DATA PROVIDED:
*** Block opens ***

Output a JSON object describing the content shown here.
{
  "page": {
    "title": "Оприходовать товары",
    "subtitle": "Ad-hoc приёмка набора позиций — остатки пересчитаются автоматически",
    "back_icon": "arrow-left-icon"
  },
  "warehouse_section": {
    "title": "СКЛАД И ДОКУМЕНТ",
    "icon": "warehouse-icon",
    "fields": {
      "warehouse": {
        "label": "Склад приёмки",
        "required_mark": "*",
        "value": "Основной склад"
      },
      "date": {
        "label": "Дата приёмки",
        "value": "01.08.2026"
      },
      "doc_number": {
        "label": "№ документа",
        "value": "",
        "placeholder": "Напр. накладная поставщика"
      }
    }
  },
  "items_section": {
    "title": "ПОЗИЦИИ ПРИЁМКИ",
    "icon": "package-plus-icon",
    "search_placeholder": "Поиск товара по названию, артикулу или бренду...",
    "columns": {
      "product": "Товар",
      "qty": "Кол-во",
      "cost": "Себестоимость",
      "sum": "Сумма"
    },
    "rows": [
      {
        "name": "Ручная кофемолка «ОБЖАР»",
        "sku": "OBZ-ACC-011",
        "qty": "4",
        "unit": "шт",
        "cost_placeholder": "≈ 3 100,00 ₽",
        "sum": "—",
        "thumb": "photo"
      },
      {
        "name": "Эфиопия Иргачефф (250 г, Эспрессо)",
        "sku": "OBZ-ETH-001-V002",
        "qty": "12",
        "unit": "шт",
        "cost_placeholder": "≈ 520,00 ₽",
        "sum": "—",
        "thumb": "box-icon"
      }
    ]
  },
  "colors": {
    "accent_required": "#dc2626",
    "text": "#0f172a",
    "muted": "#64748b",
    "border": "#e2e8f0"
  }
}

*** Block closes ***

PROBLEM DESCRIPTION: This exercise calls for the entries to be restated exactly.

ANSWER BELOW:
Output a JSON object describing the content shown here.
{
  "page": {
    "title": "Оприходовать товары",
    "subtitle": "Ad-hoc приёмка набора позиций — остатки пересчитаются автоматически",
    "back_icon": "arrow-left-icon"
  },
  "warehouse_section": {
    "title": "СКЛАД И ДОКУМЕНТ",
    "icon": "warehouse-icon",
    "fields": {
      "warehouse": {
        "label": "Склад приёмки",
        "required_mark": "*",
        "value": "Основной склад"
      },
      "date": {
        "label": "Дата приёмки",
        "value": "01.08.2026"
      },
      "doc_number": {
        "label": "№ документа",
        "value": "",
        "placeholder": "Напр. накладная поставщика"
      }
    }
  },
  "items_section": {
    "title": "ПОЗИЦИИ ПРИЁМКИ",
    "icon": "package-plus-icon",
    "search_placeholder": "Поиск товара по названию, артикулу или бренду...",
    "columns": {
      "product": "Товар",
      "qty": "Кол-во",
      "cost": "Себестоимость",
      "sum": "Сумма"
    },
    "rows": [
      {
        "name": "Ручная кофемолка «ОБЖАР»",
        "sku": "OBZ-ACC-011",
        "qty": "4",
        "unit": "шт",
        "cost_placeholder": "≈ 3 100,00 ₽",
        "sum": "—",
        "thumb": "photo"
      },
      {
        "name": "Эфиопия Иргачефф (250 г, Эспрессо)",
        "sku": "OBZ-ETH-001-V002",
        "qty": "12",
        "unit": "шт",
        "cost_placeholder": "≈ 520,00 ₽",
        "sum": "—",
        "thumb": "box-icon"
      }
    ]
  },
  "colors": {
    "accent_required": "#dc2626",
    "text": "#0f172a",
    "muted": "#64748b",
    "border": "#e2e8f0"
  }
}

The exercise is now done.